John Martyn’s purchase note (top right)

The next distinguished owner was John Martyn, Professor of Botany in the University from 1733 until 1762, who bought this volume directly from one of the Rawlinson sales (2nd November 1727 – the sixteenth day of part nine of the sales).  Very helpfully he inscribed his name and the date – Nov. 3 1727 – on the front endpaper, the day after the sale.  A correspondent of Hans Sloane and Carl Linnaeus, Martyn presented the University with many of his books upon resigning his Professorship in 1762.[6]  He was succeeded by his son Thomas, who held the Chair for 63 years.  These early herbals would have been used extensively by John Martyn in his work; between 1716 and 1730 was published (in parts) Martyn’s Compleat herbal (a translation of de Tournefort’s Elémens de botanique) and when his friend Patrick Blair died in 1728, Martyn saw his Pharmaco-botanologia through the press.[7]  A number of early herbals previously owned by Martyn came to the Library with the first transfer of Plant Sciences books ten years ago, so it is appropriate for this rare copy of Treveris’ Grete herball to be reunited with those volumes it stood alongside in the eighteenth century.

[1] See lot 59 in Christie’s (New York) sale on 4th June 1997:

[2] T. F. Dibdin, Bibliomania (London, 1811), p. 458

[4] S. De Ricci, English collectors of books & manuscripts (1530-1930) and their marks of ownership (Cambridge, 1930), p. 45

[5] T. F. Dibdin, op. cit., p. 455

[6] See D. E. Allen, John Martyn (1699-1768) in the Oxford Dictionary of National Biography

[7] Ibid.
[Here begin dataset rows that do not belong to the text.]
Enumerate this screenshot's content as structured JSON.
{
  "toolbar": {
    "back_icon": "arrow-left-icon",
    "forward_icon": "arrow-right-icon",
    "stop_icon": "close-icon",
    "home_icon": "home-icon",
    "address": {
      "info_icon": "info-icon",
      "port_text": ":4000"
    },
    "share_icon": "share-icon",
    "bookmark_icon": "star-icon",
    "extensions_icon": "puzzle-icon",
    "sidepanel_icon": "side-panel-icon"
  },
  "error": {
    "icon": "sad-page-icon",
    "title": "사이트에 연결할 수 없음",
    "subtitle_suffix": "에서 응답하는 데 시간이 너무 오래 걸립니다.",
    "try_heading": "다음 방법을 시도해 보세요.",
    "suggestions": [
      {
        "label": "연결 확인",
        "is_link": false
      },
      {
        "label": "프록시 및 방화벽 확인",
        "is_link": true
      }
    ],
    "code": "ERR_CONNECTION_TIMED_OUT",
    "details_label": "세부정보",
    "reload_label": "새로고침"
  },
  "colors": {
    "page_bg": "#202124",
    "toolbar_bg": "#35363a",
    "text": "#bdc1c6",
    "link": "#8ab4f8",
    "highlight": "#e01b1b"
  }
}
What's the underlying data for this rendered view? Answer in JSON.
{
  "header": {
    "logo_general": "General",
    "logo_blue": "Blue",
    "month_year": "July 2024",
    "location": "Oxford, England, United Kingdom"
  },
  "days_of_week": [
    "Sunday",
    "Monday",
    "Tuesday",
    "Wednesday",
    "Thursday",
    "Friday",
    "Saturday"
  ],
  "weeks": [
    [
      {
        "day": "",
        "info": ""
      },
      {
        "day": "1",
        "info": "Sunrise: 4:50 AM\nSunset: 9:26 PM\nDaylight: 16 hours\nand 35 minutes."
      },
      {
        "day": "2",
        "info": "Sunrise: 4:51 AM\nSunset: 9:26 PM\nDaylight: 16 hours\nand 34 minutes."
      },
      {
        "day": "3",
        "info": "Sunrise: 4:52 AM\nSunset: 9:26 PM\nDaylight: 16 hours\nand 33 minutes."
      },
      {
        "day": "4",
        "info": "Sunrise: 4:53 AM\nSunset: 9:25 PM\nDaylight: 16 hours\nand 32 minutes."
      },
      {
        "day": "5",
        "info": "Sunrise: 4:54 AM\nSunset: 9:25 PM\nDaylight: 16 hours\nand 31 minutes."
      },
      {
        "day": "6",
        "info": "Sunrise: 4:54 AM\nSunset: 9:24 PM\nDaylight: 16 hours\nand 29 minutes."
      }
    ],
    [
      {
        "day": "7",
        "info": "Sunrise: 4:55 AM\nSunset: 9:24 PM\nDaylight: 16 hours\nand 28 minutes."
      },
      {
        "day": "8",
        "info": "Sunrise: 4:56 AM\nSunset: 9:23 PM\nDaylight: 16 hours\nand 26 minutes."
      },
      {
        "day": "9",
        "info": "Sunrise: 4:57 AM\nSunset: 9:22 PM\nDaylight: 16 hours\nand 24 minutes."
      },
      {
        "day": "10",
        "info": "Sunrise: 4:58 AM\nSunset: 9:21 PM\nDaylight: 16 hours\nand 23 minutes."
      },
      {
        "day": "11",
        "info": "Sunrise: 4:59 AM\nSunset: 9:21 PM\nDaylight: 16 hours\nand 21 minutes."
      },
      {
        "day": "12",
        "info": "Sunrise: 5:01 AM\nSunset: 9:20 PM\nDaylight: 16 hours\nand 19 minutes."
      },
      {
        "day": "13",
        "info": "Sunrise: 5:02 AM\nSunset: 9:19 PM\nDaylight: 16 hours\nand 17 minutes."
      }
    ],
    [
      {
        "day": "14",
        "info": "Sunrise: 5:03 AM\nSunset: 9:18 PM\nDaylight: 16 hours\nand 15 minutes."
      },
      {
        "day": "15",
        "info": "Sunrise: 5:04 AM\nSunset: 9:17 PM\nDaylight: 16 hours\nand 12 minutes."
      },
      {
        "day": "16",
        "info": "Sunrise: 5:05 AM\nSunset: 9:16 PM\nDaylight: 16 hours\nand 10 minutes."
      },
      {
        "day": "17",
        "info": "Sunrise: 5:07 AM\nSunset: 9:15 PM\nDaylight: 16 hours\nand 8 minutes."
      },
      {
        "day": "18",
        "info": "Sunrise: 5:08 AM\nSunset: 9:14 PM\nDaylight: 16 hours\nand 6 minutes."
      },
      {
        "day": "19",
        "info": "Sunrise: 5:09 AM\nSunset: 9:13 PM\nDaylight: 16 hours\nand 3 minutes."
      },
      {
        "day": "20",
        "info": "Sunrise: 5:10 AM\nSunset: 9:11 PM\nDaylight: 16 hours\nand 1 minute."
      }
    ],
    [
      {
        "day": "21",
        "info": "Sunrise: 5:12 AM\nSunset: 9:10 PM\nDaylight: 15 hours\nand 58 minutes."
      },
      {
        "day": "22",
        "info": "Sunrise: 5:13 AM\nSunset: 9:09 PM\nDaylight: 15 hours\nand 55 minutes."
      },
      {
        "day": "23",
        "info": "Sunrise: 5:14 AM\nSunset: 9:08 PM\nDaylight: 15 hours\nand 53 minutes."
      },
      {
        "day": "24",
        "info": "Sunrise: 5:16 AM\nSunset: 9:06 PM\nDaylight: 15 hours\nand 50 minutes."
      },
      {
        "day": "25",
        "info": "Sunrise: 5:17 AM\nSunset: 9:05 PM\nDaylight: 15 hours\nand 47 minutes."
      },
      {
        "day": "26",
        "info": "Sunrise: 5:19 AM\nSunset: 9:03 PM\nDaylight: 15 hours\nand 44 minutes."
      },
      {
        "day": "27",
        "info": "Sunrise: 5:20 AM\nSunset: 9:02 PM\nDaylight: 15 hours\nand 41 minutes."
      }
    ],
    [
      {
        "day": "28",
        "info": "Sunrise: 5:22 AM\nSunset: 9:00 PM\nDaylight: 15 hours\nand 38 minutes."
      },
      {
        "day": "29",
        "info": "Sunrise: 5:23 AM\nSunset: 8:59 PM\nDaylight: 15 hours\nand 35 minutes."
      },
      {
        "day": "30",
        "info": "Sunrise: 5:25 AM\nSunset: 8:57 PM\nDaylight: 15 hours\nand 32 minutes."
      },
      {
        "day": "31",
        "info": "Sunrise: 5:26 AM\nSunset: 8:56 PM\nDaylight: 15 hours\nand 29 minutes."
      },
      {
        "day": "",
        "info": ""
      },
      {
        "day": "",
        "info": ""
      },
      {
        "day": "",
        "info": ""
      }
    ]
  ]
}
Leave a Reply

Your email address will not be published.

This site uses Akismet to reduce spam. Learn how your comment data is processed.